Here's a more detailed breakdown of the extras, with notes on the pieces unique to each episode:
A few bits of historical content are found here, with stills from the set of the pilot, pages from the script and a shot list, along with info on the massive vehicle the show rented to act as the Paperboy 2000. The info about the Landmaster is particularly interesting, if only because of how it's presented, which makes it seem much older than it is.
"Drivers License" features a big chase scene with Chris and the police, and the extras give a peak into its production, with detailed, well-drawn storyboards and a less-detailed map of the shoot. Far more interesting is the commentary with Mirkin and Walsh. Walsh, CNN's human behavior expert, watched several episodes and offers an analysis of Chris, with thoughts on what's wrong with him, and what may be behind those problems. It's really quite interesting to hear her expert opinion on such a disturbed character.
The production stills show how the episode's big special effects shot was done, while the back-of-the-comics ad for the Neptune 2000 shows the level of detail the series was working on. For the first of six tracks, Mirkin is joined by writer/producers Pepoon and Richdale, but it's still pretty much the Mirkin show, as his vast knowledge and enthusiasm for the series overwhelms his guests.

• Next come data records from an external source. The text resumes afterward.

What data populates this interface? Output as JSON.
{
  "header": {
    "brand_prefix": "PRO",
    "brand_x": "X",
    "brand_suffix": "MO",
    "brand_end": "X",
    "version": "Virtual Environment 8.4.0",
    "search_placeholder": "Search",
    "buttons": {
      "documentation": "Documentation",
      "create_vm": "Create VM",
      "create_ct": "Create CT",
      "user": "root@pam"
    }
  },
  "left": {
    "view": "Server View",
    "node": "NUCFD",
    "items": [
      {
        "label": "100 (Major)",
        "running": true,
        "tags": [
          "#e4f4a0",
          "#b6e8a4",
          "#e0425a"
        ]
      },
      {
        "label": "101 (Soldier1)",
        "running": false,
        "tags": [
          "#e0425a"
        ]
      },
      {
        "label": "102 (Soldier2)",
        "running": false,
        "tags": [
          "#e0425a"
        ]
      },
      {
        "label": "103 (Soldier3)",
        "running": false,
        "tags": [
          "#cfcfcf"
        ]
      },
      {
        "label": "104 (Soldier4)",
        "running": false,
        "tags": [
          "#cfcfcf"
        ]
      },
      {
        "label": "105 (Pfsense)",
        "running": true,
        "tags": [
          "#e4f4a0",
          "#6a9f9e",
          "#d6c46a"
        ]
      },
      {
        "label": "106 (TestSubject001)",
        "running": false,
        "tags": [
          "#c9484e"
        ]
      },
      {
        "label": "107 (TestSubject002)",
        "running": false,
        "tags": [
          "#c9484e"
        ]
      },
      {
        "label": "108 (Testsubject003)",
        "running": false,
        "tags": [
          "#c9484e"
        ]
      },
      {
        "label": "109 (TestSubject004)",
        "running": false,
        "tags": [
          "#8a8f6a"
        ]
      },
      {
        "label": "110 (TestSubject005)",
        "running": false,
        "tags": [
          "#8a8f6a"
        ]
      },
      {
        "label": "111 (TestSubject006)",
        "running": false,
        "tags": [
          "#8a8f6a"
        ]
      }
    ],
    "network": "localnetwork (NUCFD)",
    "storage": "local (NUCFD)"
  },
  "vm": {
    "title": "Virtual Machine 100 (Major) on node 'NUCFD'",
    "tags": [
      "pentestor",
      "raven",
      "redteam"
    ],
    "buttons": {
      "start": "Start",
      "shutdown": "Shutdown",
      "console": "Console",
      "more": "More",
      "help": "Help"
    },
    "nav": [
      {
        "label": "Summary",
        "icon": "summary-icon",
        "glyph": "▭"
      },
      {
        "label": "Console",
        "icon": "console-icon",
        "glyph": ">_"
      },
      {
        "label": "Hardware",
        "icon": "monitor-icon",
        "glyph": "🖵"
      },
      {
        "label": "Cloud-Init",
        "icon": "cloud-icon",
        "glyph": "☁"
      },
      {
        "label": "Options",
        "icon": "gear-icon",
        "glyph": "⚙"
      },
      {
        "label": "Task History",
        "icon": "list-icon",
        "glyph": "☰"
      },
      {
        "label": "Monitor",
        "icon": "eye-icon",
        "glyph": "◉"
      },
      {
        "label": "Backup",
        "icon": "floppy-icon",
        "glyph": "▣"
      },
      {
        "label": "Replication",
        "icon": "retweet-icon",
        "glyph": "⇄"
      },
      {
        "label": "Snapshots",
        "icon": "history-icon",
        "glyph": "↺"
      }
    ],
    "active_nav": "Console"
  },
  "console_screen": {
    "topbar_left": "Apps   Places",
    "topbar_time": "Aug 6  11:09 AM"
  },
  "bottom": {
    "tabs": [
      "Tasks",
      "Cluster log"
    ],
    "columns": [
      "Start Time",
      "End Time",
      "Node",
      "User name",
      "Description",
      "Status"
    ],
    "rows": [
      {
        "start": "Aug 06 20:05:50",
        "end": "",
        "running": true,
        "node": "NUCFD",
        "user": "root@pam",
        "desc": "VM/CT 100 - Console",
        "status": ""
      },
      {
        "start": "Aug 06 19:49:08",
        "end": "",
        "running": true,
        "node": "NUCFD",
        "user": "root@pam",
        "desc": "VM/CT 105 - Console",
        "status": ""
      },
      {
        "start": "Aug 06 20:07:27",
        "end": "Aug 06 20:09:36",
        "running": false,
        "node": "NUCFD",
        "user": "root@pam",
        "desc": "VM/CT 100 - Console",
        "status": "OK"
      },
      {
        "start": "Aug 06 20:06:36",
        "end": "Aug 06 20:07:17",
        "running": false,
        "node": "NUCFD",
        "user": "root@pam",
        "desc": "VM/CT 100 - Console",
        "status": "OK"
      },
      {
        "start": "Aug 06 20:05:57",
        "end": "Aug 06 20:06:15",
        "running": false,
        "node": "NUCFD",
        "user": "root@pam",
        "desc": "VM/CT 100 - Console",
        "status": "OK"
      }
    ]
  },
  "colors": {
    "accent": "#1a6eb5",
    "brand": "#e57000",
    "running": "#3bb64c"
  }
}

There's more of the stills from the set, along with a unique map of the production offices (seeing that Kaufman and Odenkirk's offices were next to each other is a bit mindblowing), but the gem of this disc is a random guest commentary appearance by Nealon, whose connection to the show is solely as Mirkin's friend and a fan of Elliott and the show. Together, they create a fun listen.
Included with the set is a 24-page booklet with an entertaining essay on the series by former Washington Post TV critic Tom Shales; airdates, credits and synopses for each episode; and info about the bonus content in the set.
The Bottom Line